If you want to try out Windows 8 Consumer Preview, you might do what I did (if you are experienced with Windows). Wife has a laptop she doesn't really use with 240 Gb free hard disk space. I mouse right click on My Computer, picked Manage, went to Disk Services in the Console, mouse right click, asked to Shrink Volume. Few minutes passed while Win7 evaluated how much it could shrink volume (might be some unmovable files that limit how much space you can free up). I picked 45 Gb to shrink (leaving me 29.5 Gb free after Win8 install). After shrinking my existing Win7 partition and getting 45 Gb free space, I downloaded the Win8 setup to my Win7 disk and followed instructions to create an .ISO image. Once you have the ISO image and have carefully written down on PAPER the license key, you can mouse right click on the ISO image and use the Win8 DVD burner that becomes available to burn and verify your Win8 Install DVD. Then you REBOOT your computer, changing your BIOS settings if necessary to make the boot process look for your DVD drive first. Follow the Win8 Install instructions to create a new partition from your freed space, to format it (be careful not to format your old Win7 partition), and then continue with the install. After copying the Win8 files off the DVD to your new drive partition, you can probably eject the Install DVD. If not, when the Win8 install reboots be sure NOT to touch a key to launch the Win8 install process again. Just let launching the DVD time out and go to booting from your hard disk where you will now have a dual boot setup with the choice of booting from either your previous OS or the Win8 Consumer Preview. You will go through at least one more reboot during the install process where the same advice about not going back to the DVD applies.
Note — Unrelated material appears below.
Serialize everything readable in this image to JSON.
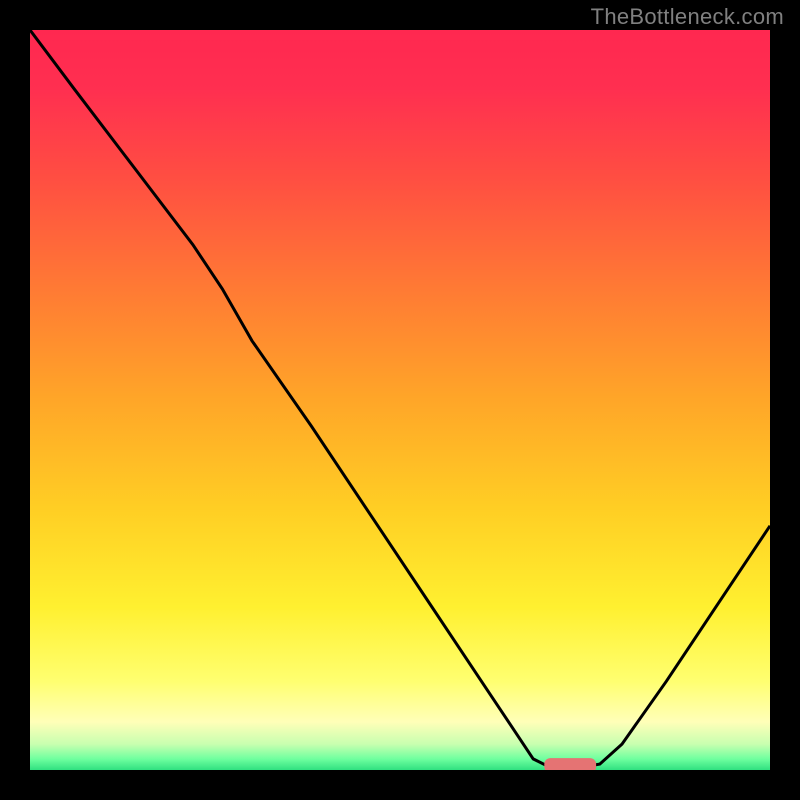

The bottom line:
David Pogue of the NY Times is known as an "Apple lover." So if he says, "Get psyched" about a Microsoft product, you'd better believe it. Using it only a laptop with no touch screen takes some getting used to. Just trying it so I know whether it's worth it to go for a Win8 tablet when they are on the market. But from what I've seen so far, I'm in agreement with Pogue. It's going to be very cool on a tablet.
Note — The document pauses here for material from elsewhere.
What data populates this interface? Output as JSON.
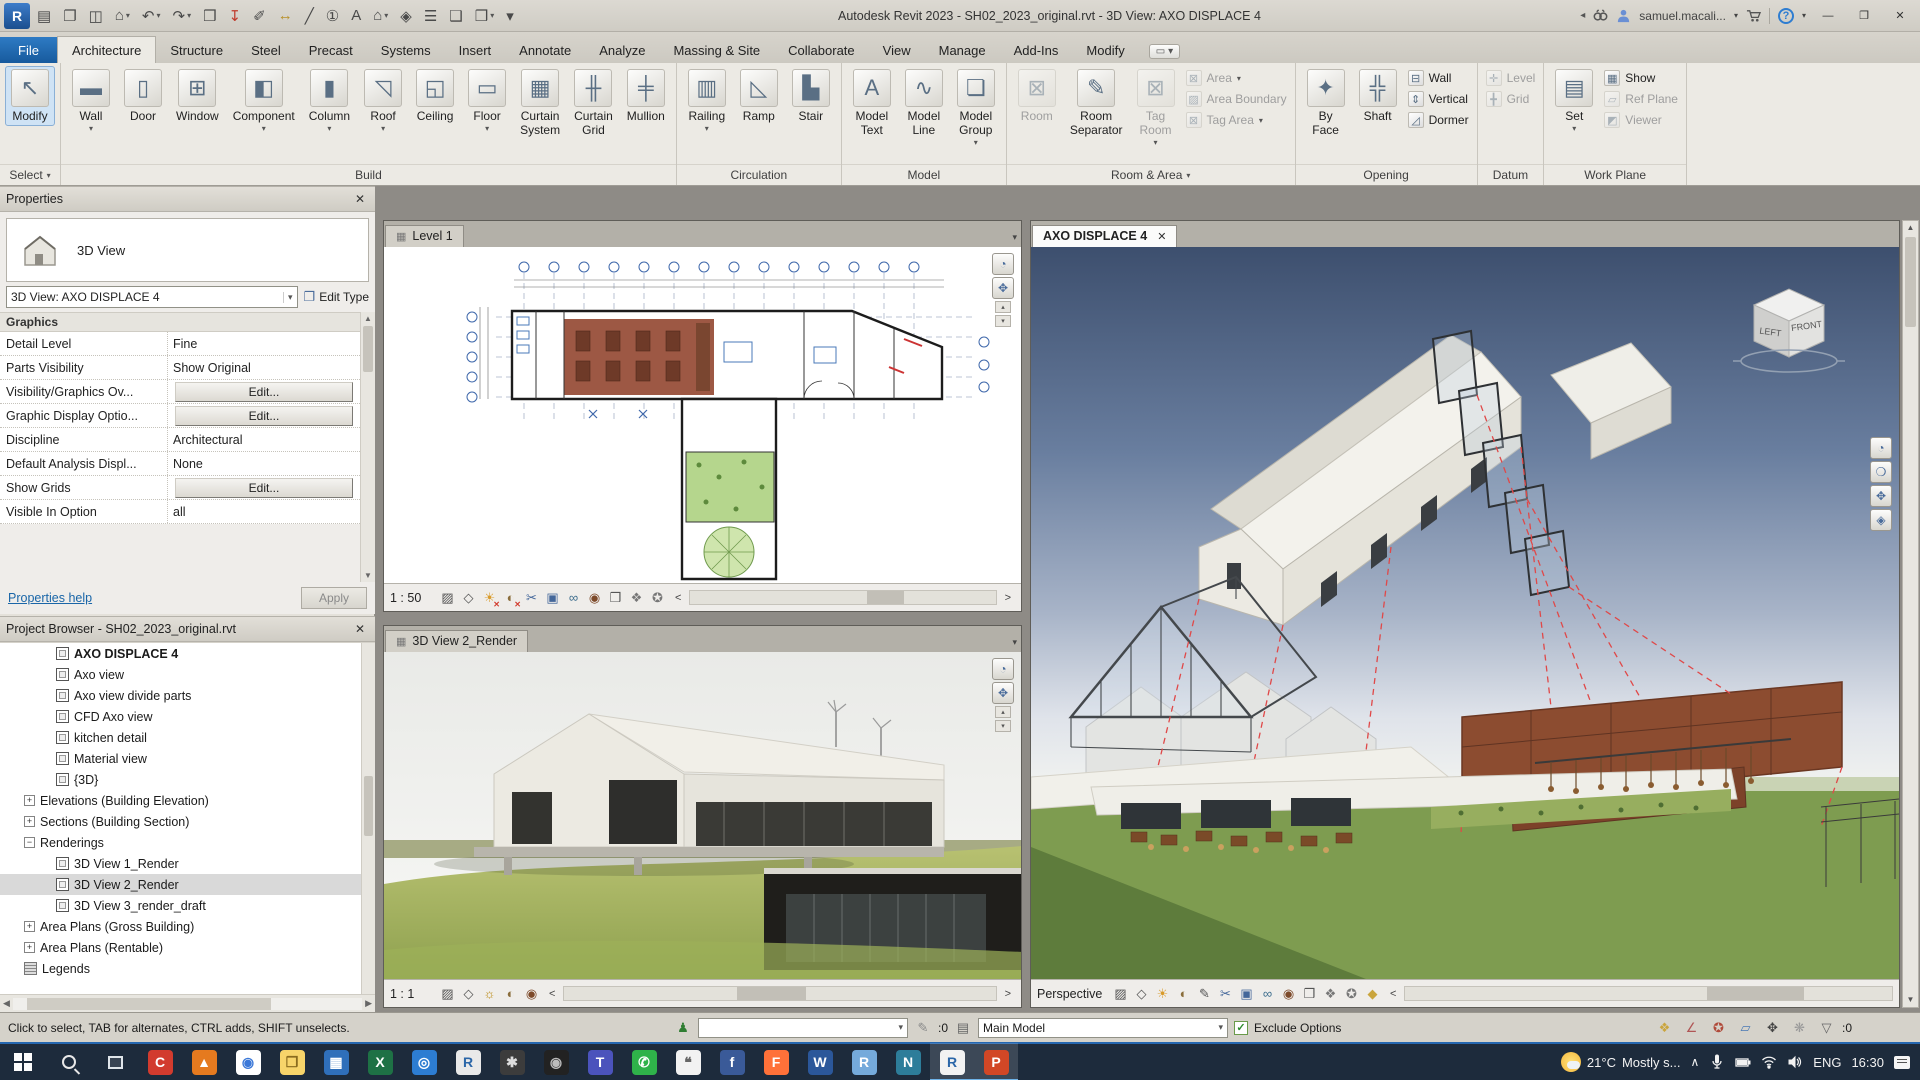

P.S. I downloaded the free trial of Living Cookbook 2011 v3.0.34 to use as the trial install under Windows 8 Consumer Preview if anyone wants to replicate my experiment. Maybe the install will work under 32-bit Windows 8???? Since it's easy to try the LC install, as Windows 8 updates roll along, I will retry the LC install as maybe it's a rough edge of Windows 8 Preview that's causing the problem although the Win8 counseling does say some earlier Windows programs will not run under Win8 without a software update from the supplier.